It was a beautiful country house on top of a hill overlooking the valley. During the summer it is possible to see for miles around and appreciate the beauty of nature.
Mathew was watching his favourite game show from his dad’s favourite armchair with his feet up on the coffee table. His parents had gone out for the evening. This is the life he thought to himself.
There it was that was the second time he’d heard that thud. The first time he had heard the thump he did not take much notice of it.
Mathew clicked the television silent, straining his ear against the storm that had suddenly sprung up. It splattered the roof with a mixture of rain and hail. He could see fog floating across the window glass seeking shelter from the thunderous wrath of the Gail force winds.
The second thump had come from upstairs, as though someone, or something, had knocked a book to the floor. Mathew gripped the arms of the chair and cursed his parents for leaving him alone on a night like this, knowing he was fearful of storms, empty houses and prowlers, however imaginary they might be.
Not a very confident boy by nature, Mathew had had a very overprotective upbringing and even at school would not join in and play with the rest of the boys just in case he got hurt and an infection took over. His favourite teacher Ms Oakes always used to say to him, “Don’t worry Mathew. One day you will be able to play and join in with the rest of the lads.” He had spent a lot of his childhood in and out from hospitals because at the age of 5, he contracted pneumonia, which led to complications with his liver and kidneys.
The television screen flickered in silence as it ran the news story again, warning the public about the man with the knife. He’d escaped from a mental asylum and had been evading the police for the past two days, leaving no clues or reasoning to his appetite for slaughtering anyone who were home alone.

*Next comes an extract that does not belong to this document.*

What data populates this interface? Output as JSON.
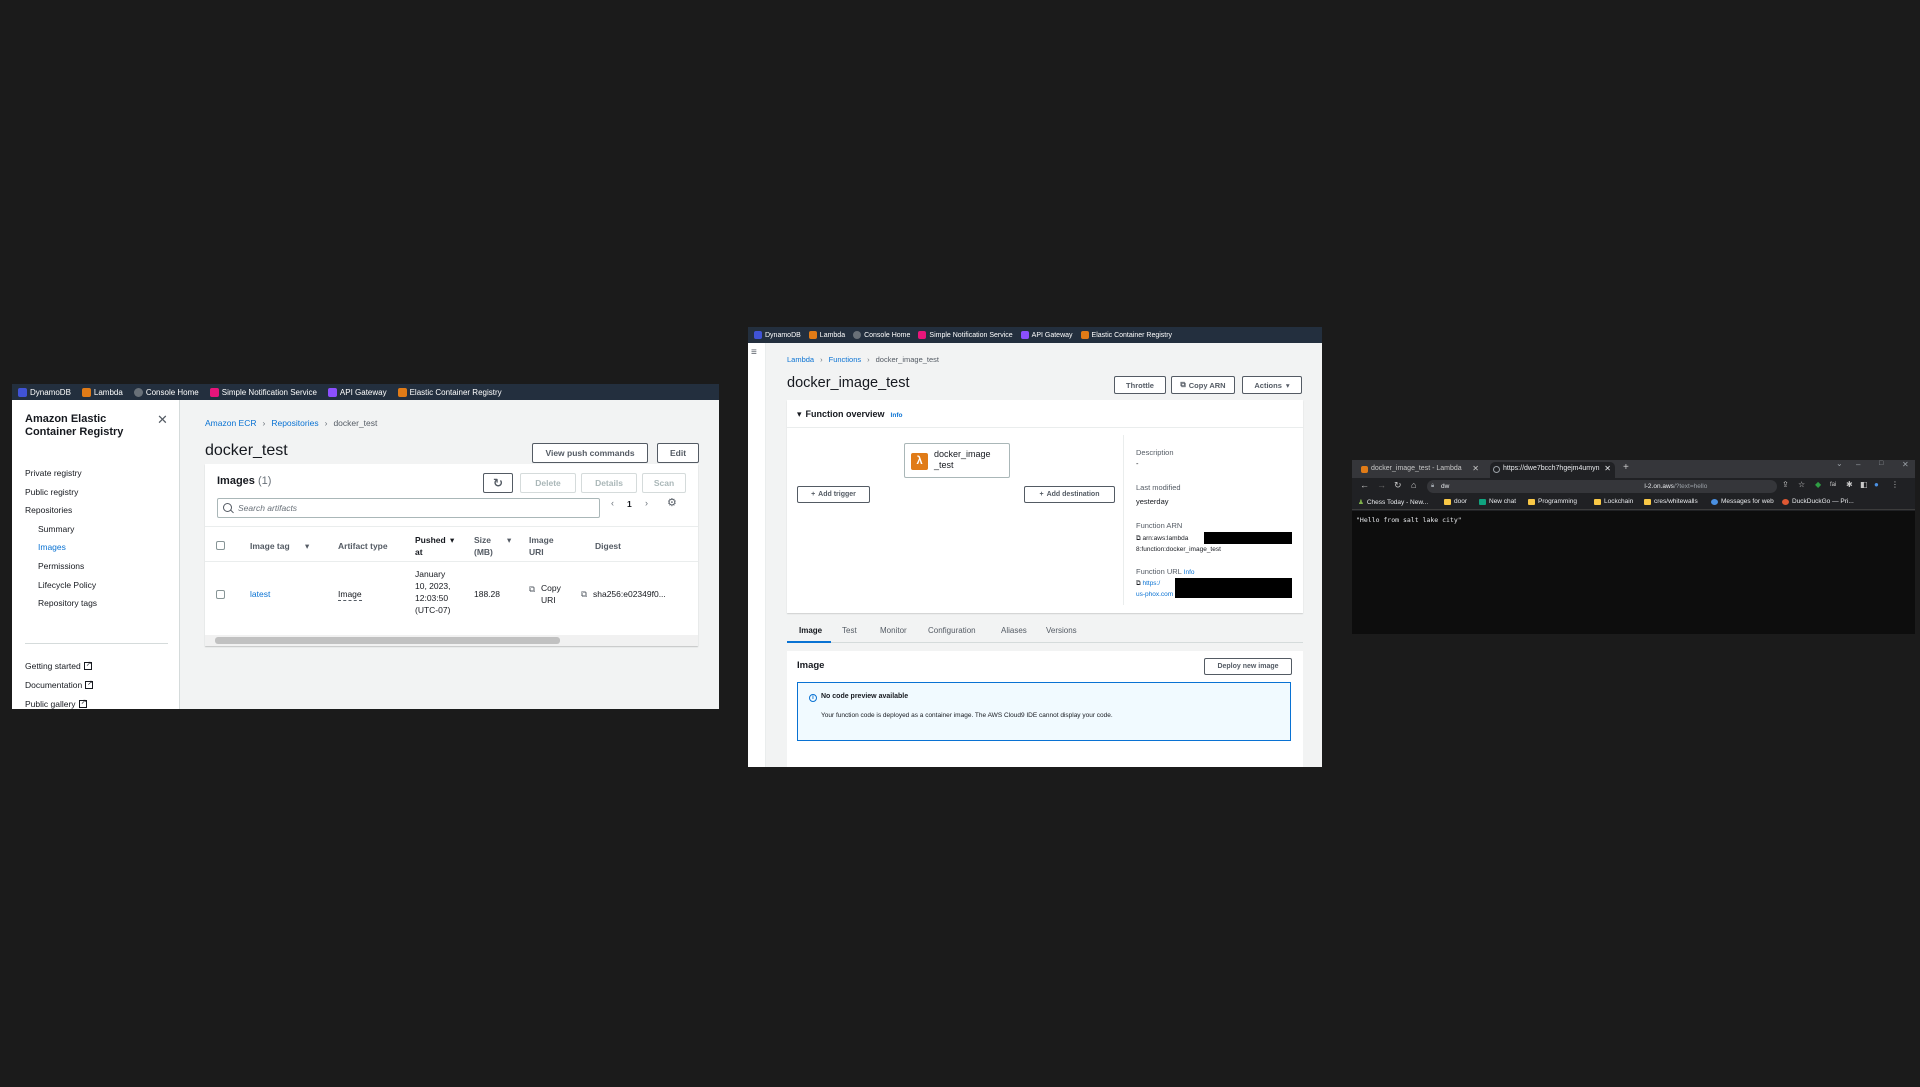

Suddenly Mathew heard a door creaking open upstairs. He had meant to oil the hinges of his bedroom door for weeks. He wished he had. As he strained his ears he could hear the drip drip of a tap in the kitchen. As Mathew ran his sweaty hand through his hair uneasily, he realised that his breathing had got a lot heavier. He was sure he could hear his own heart beat. Mathew reached for the phone, preparing to phone his parents again, but winced at the thought of what his parents may say. He had last spoken to them an hour ago and they had reassured him that everything will be fine and that he was only worrying himself unnecessarily.

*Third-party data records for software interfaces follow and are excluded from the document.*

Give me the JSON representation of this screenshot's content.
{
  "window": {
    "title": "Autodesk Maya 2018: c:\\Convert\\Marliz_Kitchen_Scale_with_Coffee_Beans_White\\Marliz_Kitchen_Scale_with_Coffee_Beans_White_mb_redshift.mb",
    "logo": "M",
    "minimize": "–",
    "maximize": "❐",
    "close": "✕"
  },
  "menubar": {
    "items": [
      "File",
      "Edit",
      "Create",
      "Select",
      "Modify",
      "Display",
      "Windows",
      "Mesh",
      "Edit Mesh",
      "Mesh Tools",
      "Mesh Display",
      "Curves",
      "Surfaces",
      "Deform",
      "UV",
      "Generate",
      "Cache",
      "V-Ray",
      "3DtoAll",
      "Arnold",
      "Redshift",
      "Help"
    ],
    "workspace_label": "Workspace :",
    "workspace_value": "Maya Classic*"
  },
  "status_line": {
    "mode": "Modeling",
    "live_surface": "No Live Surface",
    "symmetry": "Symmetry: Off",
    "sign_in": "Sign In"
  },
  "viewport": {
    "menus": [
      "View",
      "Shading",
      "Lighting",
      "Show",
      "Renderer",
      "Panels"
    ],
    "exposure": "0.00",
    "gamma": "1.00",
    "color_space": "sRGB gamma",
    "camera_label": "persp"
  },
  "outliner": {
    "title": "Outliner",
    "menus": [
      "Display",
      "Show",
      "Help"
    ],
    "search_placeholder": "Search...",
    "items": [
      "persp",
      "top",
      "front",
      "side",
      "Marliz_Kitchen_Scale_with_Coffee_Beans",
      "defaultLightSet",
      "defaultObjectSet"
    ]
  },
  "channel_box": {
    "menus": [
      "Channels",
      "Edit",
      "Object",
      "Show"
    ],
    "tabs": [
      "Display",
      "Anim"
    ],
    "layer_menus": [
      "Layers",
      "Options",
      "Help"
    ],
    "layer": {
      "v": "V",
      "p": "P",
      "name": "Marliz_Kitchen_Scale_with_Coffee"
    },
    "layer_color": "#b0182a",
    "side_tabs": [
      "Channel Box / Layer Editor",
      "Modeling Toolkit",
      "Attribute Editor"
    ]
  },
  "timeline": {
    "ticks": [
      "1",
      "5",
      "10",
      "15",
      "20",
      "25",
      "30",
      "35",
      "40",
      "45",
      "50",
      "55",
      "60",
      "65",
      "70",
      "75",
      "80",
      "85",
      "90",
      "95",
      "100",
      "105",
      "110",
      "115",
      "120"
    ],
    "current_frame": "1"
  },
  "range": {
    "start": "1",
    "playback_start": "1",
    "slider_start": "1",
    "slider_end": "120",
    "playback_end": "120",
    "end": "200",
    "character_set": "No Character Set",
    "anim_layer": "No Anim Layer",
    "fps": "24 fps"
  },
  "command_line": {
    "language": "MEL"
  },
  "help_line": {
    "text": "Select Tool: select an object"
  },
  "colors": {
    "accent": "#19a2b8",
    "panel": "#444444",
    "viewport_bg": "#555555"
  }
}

“Dad it’s me again.” He said weakly into the phone. Despite trying to sound brave, his voice quivered unsteadily.
“How long do you think you’ll be now?” he asked impatiently.
After a short pause, his dad sighed and said, “Won’t be more than a couple of hours Mathew”
“But dad, I heard someone upstairs!”
“Now Mathew we’ve already talked about this, you mustn’t let your imagination run away with you.”
Mathew knew he wasn’t going to be able to convince his dad.
“Just watch some TV and make yourself a cup of tea, we won’t be long now.”
He replaced the phone in its cradle and trembled at the emptiness of the house as the storm raged outside. A jolt of lightening cracked nearby, its brilliance lighting the corners beyond the window. The lights flickered, plunging him into darkness, and Mathew dug his nails deeply into the fabric of the chair. As the storms fury roared directly overhead, the lights fluttered, fighting to stay alight. The lights remained at half strength their pale yellow light casting deep shadows in the corners, hiding nightmarish beings that only Mathew could imagine.
As Mathew finally plucked up the courage to investigate the noise coming from upstairs, he heard the screech of an owl echo through the room, which sent a shiver down his spine. He pushed his shaking form from the chair and crept towards the hallway.
His mouth was dry and his heart was pounding as he tiptoed slowly up the stairs.
He was almost certain he was going to collapse with fright. He looked around the room anxiously, looking for something he could use to defend himself with. The hair on the back of his neck stood upright as he struggled to climb up the stairs.
He turned the knob on his bedroom door and slowly pushed the door open. He felt his knees giving way. Suddenly he heard an ear-piercing screeching sound come from the corner of the room. He jumped and raised the walking stick he had picked up. As he scanned the room frantically, he saw a creature with big, bright eyes staring back at him.
Mathew switched on the lights and saw a branch of a tree through his broken bedroom window
As another jolt of lightening crackled over his head illuminating the bedroom, Mathew saw a branch of a tree through his broken bedroom window.
“So that’s what’s been making all the noise up here.” Mathew then switched on the light
“You’re an owl,” Mathew shouted his heart pounding. He tossed the walking stick over his shoulder and grabbed handfuls of his hair. “Its just a stupid owl”
He didn’t know whether to laugh or cry.
The owl rotated his head from side to side, oblivious to Mathew’s state of mind and continued to stare at Mathew.
“Just an owl,” Mathew whispered again as he kneeled down on the floor with relief. “were you as frightened as me? You scared me half to death.”
“I do let my imagination run away with me sometimes.”
“Imagination indeed” the man whispered from the far corner of the room. The dim yellow light shone off the knife in his fist.